WORK REQUEST >> Every entry must be repeated exactly. Exclude all pictures.

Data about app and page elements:
= Beginning of Section =
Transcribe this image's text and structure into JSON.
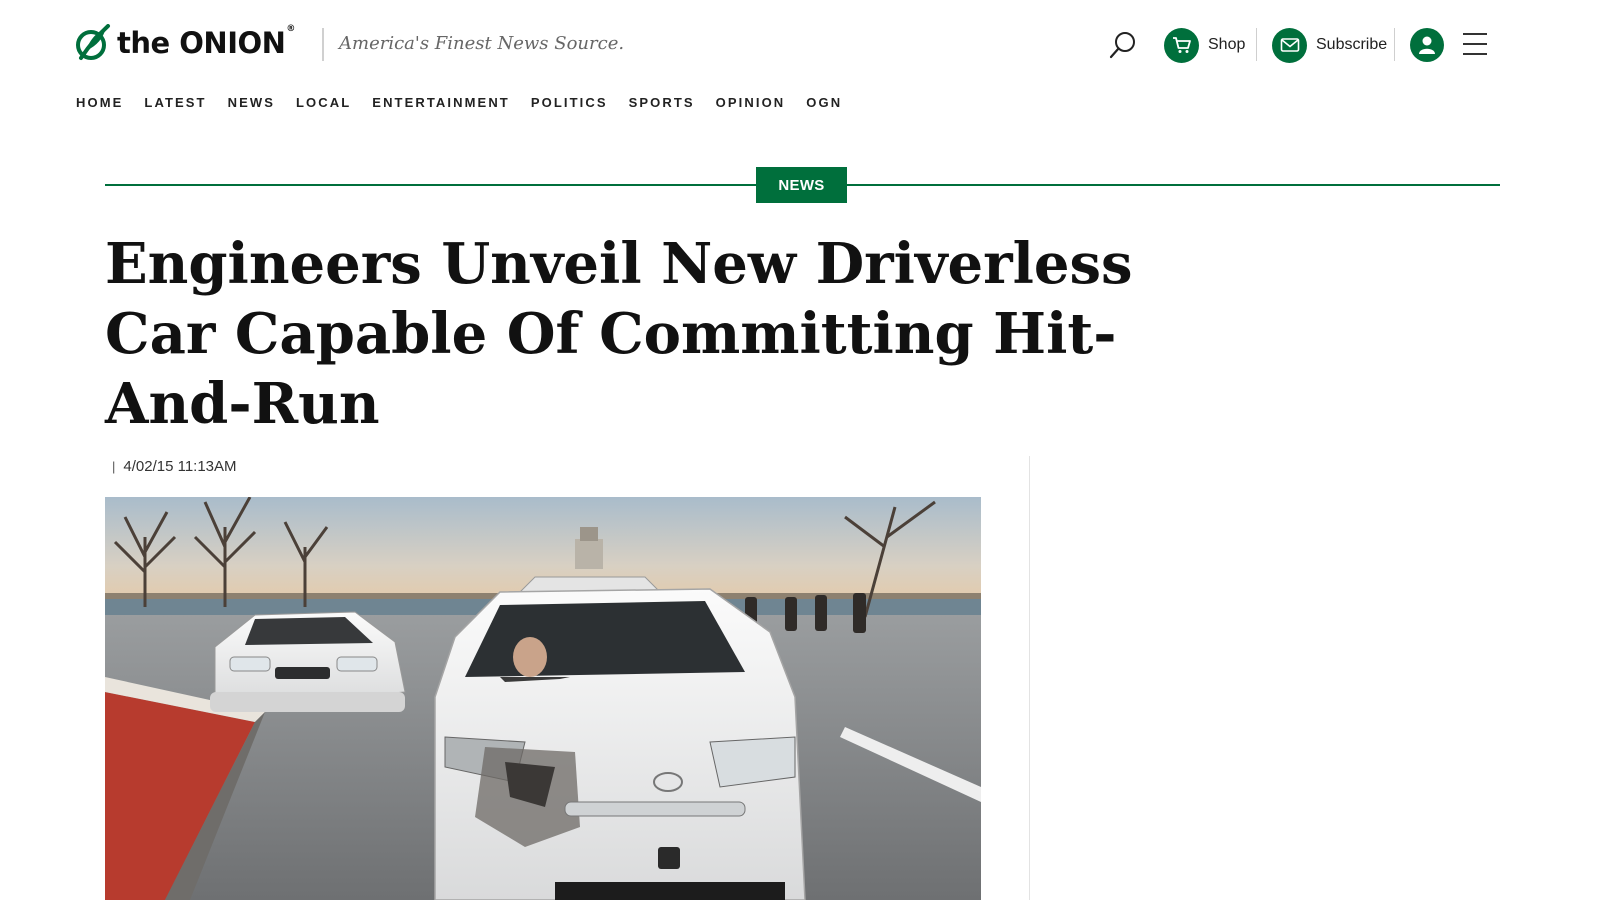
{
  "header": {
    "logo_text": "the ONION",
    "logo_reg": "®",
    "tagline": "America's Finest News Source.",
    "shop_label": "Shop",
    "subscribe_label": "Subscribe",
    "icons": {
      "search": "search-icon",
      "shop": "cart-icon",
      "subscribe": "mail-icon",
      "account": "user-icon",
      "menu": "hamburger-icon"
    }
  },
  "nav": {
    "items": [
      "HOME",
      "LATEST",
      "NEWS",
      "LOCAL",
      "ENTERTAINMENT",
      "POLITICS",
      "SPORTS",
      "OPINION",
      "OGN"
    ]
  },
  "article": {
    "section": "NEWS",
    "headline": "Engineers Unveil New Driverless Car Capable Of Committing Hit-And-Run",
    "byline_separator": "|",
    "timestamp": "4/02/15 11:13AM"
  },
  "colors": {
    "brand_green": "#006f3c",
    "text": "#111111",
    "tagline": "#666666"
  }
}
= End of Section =
RESPONSE TO THE TASK >>
Transcribe this image's text and structure into JSON.
{
  "header": {
    "logo_text": "the ONION",
    "logo_reg": "®",
    "tagline": "America's Finest News Source.",
    "shop_label": "Shop",
    "subscribe_label": "Subscribe",
    "icons": {
      "search": "search-icon",
      "shop": "cart-icon",
      "subscribe": "mail-icon",
      "account": "user-icon",
      "menu": "hamburger-icon"
    }
  },
  "nav": {
    "items": [
      "HOME",
      "LATEST",
      "NEWS",
      "LOCAL",
      "ENTERTAINMENT",
      "POLITICS",
      "SPORTS",
      "OPINION",
      "OGN"
    ]
  },
  "article": {
    "section": "NEWS",
    "headline": "Engineers Unveil New Driverless Car Capable Of Committing Hit-And-Run",
    "byline_separator": "|",
    "timestamp": "4/02/15 11:13AM"
  },
  "colors": {
    "brand_green": "#006f3c",
    "text": "#111111",
    "tagline": "#666666"
  }
}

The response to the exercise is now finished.